Finally, players who are older and more experienced are more likely to be getting higher scores. Most often, this is because their teammates will trust them more and be willing to pass to them. It’s not always an indicator of player quality, but mental bias in their teammates as they view their long term teammates more reliable than a youngster on his second start. So don’t be put off if a youngster doesn’t immediately start putting up 200+ scores.
Getting ahead of the curve
If you stopped reading at this point, you might not make a whole lot of money from this post. The players who already do this, are the players already earning divs on a regular basis, and are already valued highly.
To make serious money on any trading platform, you need to remember the golden rule: Buy low, sell high.
So, the real value from this blog will come from your ability to use the information to predict which players are not already doing this, but have a chance of doing so in the future. Obviously, no one will be able to predict the future with 100% accuracy, but there are a few things to think about which can help you to do so.

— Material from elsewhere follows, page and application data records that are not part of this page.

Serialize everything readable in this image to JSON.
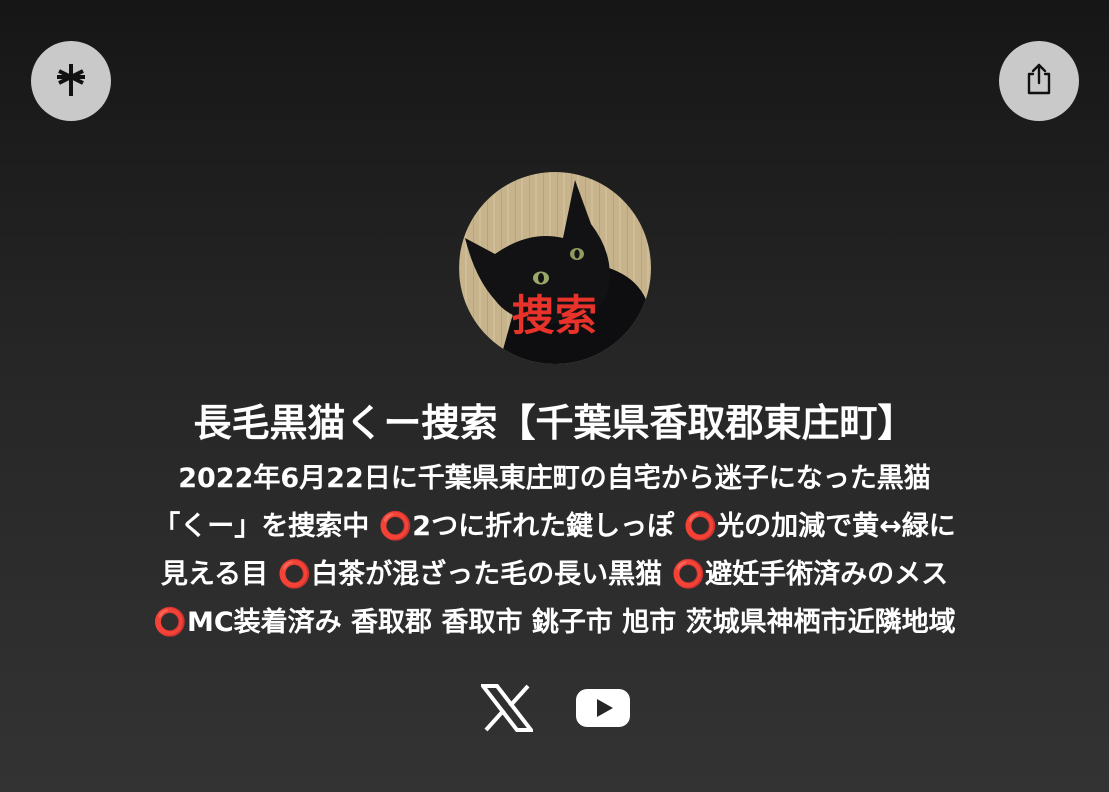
{
  "header": {
    "left_button_icon": "linktree-asterisk-icon",
    "right_button_icon": "share-icon"
  },
  "profile": {
    "avatar_label": "捜索",
    "title": "長毛黒猫くー捜索【千葉県香取郡東庄町】",
    "bio_lines": [
      "2022年6月22日に千葉県東庄町の自宅から迷子になった黒猫",
      "「くー」を捜索中 ⭕2つに折れた鍵しっぽ ⭕光の加減で黄↔緑に",
      "見える目 ⭕白茶が混ざった毛の長い黒猫 ⭕避妊手術済みのメス",
      "⭕MC装着済み 香取郡 香取市 銚子市 旭市 茨城県神栖市近隣地域"
    ]
  },
  "socials": [
    {
      "name": "x-icon"
    },
    {
      "name": "youtube-icon"
    }
  ],
  "colors": {
    "button_bg": "#c9c9c9",
    "avatar_label": "#e8322a",
    "circle_mark": "#e0201c"
  }
}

Firstly, is the player’s style. If he’s a creative player who’s constantly getting the ball and making things happen for his team, then there’s a good chance of him becoming a PB machine as he develops into a better player.
Conversely, if he’s more of a screening type of player who often shys away from creative responsibility e.g. Kante then his chances of winning PB are slim. This is important for CBs as well. Those who are comfortable with the ball at their feet and are trusted to play it out are more likely to rack up higher scores compared to others who prefer to play it safe and kick it long.
When a player transfers to a different team, their ability to win PB changes, and you need to be able to predict this. Firstly, the teams playing style needs to match his personal style – a world class creative mid may struggle to consistently hit high numbers if his new team tend to bypass the midfield or play through the wings, but if they are heavily reliant on the midfield, you could be looking at a lot of money if traded right.
When teams lose a high PB player either through injury or transfer, it’s often a great time for someone else to step up. Teams may buy a direct replacement, or it might be the perfect opportunity for a backup to showcase his skills. It’s up to you to think about whether the replacement is good enough.
You should also assess competition in the team. Kylian Mbappe is a world class young player, but his dividend potential is massively limited by having Neymar on his team. Not only is Neymar’s high scores reducing Mbappe’s chances of winning star man/top FWD, but Neymar is more of a creative player compared to Mbappe, so it reduces the amount of influence that Mbappe has on the ball – thereby reducing his PB score.
It’s pretty similar to Romelu Lukaku and Ciro Immobile who are both world class strikers but their PB potential is limited as they often play with a strike partner. This means they’ll get less individual chances, compared to Ronaldo and Lewandowski who play in teams as the sole striker.
The best traders will be able to use this information and combine it with their thorough research. For example, if someone has been watching a lot of a certain team and noticed that they start to play out from the back a lot more, buying shares in their ball playing CB would be a good punt that would put them ahead of the curve.
Another example would be a teams primary PB threat being taken off set peice duty, you’d start to look at his replacements PB scores.
Of course, even with all of this information, you’re not always going to be able to predict with 100% certainty who the next Joshua Kimmich or Lionel Messi is going to be, but if you can see that a player is undervalued relative to their PB potential before the public can, you’ll be in for a lot of money!
So, with that in mind, I hope you enjoyed this first blog, it may not be the best quality piece of writing, and some of it may be obvious, but the aim with this platform is more so writing discoveries to myself, and if some of you find value in this, great.
Happy trading. DJ